Events & Information

White Danes

No, white Danes are not rare. No, not all white Danes are deaf. No, not all white Danes have eye problems. White Danes are produced from doubling up on the Merling gene, as happens in Harlequin x Harlequin breeding, Harlequin x Merle breeding or Merle x Merle breeding. The same potential problems and issues arise with this double merling not only in Great Danes, but in Aussies, Collies, ANY breed that has Merle or Harlequin. Hopefully, bringing the Mantle into acceptance in the GDCA can help reduce the number of deaf Danes out there. By broadening the number of finished (AKC Champion) Danes in the entire Harlequin gene pool, more breeders can make an educated choice of a non-Harlequin mate for their Harlequins.

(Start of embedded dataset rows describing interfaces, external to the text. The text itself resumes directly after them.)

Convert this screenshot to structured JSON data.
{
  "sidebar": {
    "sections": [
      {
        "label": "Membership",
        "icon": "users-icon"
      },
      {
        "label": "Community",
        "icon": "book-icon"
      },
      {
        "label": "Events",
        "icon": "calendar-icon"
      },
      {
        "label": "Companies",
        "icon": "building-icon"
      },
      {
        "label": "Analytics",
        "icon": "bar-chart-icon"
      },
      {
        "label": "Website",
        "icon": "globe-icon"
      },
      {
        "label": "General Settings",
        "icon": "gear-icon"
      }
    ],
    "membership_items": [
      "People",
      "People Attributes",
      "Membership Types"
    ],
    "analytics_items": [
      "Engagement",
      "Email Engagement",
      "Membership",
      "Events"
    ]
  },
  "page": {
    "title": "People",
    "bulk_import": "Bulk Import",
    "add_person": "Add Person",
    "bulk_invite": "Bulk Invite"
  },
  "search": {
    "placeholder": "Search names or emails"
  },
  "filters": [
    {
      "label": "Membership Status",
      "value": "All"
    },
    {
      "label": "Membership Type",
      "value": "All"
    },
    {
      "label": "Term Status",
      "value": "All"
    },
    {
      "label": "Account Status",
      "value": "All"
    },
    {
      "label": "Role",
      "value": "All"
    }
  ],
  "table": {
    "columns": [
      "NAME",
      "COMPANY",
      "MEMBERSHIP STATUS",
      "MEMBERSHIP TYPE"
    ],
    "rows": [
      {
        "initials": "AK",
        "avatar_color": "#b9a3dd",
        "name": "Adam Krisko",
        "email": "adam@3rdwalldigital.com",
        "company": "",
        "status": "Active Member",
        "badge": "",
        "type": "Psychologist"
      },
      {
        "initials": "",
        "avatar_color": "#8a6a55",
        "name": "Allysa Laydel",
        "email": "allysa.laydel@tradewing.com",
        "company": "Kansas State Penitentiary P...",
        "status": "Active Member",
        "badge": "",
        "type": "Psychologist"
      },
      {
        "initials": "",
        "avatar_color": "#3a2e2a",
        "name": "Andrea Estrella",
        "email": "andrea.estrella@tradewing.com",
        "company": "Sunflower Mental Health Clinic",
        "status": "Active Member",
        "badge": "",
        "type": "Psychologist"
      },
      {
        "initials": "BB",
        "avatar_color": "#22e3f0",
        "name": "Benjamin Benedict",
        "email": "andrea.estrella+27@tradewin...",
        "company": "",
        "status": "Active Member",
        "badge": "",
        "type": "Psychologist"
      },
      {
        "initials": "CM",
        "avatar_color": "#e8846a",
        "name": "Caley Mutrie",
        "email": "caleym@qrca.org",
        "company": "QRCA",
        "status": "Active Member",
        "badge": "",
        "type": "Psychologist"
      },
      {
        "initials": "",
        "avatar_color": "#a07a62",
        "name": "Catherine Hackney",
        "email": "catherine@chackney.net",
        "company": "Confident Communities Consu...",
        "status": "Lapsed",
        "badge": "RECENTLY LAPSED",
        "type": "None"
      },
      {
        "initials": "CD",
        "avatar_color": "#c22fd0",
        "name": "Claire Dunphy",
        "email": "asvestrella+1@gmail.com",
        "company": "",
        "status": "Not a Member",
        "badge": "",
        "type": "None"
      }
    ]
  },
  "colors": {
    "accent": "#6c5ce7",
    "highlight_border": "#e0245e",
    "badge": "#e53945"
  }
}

Not that there's anything wrong with a deaf Dane! The training is mostly a matter of learning to communicate with your hands instead of your voice. And because body language is even more important to a dog than verbal cues, this body/hand signal training can actually occur faster than training a hearing dog with verbal signals!

So what do you do if they're deaf and have eye problems?! Santana says that's a good question! Santana is deaf and has very limited vision due to Micro-opthalmia. He had surgery to amputate his third eyelids to give him a little sight. He has little tiny eyeballs, set way back in the sockets. Surprisingly enough, he was pretty easy to train. He came to us with a lot of socialization skills thanks to Dale Bath at Harlequin Haven. He loves people and kids and responds very acutely to touch. This dog will be the first (well, after his blind buddy Beau) to take you on a trip through the back woods, or into the pond. Scared is not a part of his vocabulary. The neighbor kids love to play hide and seek with both blind Danes. I "cover" their eyes, the kids hide and Beau and Santana find them by air-scenting and tracking in a matter of seconds.

But what about all the "health problems" with those white Danes? The immune system problems, the aggressive tendencies, the brain abnormalities, skin disorders, etc. If you read the "facts", you will soon find out that most of it is based on anecdotal experience. The fact is, outside of the potential deafness and eye problems, there isn't any research or evidence that any of the aforementioned has any truth to it. The problem lies with the pigmentation cells not making it to where are supposed to and the inner ear and retinas do not form as a result.* That's it. The rest is all about socialization, and training.

I think you'd be amazed at what dogs with challenges, can accomplish. For example, Alexandra and Beau have had careers in therapy work with kids, and clients at nursing homes. All of them have been involved in representing the Great Dane breed and also rescue, at many of our events. Many of them are also involved in acclimating new foster Danes into the program. In fact, you won't find a better foster mom than Beau - he loves that job!

Now, if you are buying a Harlequin puppy from a breeder, ask about the hearing and sight status. It does occasionally happen where a less-than-ethical breeder sells a Dane not informing the buyer that the pup may be deaf/sight challenged. If you are planning to adopt a deaf pup or older dog, make sure you realize the time and training it will take. You must have patience and you must have the basic skills to train the dog effectively. Do not adopt a deaf/sight challenged pup as a novelty - the novelty will wear off.